-- RECORDS FOR THE EXERCISE follows --

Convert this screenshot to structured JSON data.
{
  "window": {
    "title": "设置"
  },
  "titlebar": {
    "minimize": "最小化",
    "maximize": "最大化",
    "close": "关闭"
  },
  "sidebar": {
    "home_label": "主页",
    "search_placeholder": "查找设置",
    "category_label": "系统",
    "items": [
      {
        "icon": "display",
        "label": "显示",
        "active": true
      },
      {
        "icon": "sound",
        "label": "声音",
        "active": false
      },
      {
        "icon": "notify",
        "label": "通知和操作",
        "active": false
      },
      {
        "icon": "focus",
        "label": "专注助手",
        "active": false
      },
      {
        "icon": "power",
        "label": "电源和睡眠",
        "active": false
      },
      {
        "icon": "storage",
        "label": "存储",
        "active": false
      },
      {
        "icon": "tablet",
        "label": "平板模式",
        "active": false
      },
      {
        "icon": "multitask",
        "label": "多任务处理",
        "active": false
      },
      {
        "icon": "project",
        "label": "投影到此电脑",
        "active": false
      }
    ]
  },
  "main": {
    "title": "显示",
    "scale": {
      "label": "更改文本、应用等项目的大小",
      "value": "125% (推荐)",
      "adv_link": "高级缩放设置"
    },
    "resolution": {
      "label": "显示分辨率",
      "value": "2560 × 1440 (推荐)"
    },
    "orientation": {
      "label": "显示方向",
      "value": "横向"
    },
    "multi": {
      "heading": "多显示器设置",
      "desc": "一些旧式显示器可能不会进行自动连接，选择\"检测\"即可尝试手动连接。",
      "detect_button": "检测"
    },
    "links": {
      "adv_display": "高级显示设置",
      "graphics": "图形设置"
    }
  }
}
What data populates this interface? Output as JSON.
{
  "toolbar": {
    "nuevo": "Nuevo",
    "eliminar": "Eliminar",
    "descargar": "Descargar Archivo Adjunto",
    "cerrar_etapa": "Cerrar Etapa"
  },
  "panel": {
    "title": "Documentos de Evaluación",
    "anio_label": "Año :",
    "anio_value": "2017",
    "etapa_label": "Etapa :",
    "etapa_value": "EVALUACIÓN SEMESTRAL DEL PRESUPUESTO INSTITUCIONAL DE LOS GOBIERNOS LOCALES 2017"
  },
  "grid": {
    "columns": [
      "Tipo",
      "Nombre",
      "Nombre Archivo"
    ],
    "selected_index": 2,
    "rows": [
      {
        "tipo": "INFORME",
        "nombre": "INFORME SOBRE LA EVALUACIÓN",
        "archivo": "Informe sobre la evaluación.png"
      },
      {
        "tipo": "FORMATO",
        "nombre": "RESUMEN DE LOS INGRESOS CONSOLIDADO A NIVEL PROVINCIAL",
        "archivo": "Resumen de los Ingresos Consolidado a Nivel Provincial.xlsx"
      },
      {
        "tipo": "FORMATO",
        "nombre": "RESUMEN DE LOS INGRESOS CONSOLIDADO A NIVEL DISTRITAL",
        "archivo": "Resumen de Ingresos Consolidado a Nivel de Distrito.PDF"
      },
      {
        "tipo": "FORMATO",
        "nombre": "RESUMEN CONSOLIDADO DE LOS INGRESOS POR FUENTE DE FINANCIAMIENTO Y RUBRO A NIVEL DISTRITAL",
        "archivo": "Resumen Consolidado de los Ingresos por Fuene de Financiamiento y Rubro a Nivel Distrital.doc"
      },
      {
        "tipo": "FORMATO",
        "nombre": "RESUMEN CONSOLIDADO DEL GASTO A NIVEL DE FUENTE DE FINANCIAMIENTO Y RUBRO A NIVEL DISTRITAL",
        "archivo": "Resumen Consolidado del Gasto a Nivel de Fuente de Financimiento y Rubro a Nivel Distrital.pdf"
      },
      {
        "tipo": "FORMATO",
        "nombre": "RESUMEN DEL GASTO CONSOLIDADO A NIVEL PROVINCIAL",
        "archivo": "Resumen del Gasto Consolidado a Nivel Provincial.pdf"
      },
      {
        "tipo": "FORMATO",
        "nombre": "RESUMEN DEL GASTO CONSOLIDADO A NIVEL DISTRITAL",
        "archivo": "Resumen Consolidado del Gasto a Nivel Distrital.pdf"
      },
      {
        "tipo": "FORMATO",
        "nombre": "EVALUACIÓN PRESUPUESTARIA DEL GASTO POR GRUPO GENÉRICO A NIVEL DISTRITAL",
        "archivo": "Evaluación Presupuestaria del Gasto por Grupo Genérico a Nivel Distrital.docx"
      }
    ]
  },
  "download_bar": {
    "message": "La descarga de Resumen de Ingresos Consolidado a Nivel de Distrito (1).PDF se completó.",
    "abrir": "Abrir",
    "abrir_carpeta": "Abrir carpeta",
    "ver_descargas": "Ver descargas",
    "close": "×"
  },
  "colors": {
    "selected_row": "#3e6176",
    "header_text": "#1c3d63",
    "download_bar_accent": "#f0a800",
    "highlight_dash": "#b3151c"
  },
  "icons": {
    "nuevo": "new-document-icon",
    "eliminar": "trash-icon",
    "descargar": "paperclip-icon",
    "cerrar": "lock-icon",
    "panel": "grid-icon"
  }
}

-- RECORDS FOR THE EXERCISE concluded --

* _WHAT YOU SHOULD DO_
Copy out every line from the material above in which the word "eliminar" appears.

* _EXERCISE SOLUTION_
    "eliminar": "Eliminar",
    "eliminar": "trash-icon",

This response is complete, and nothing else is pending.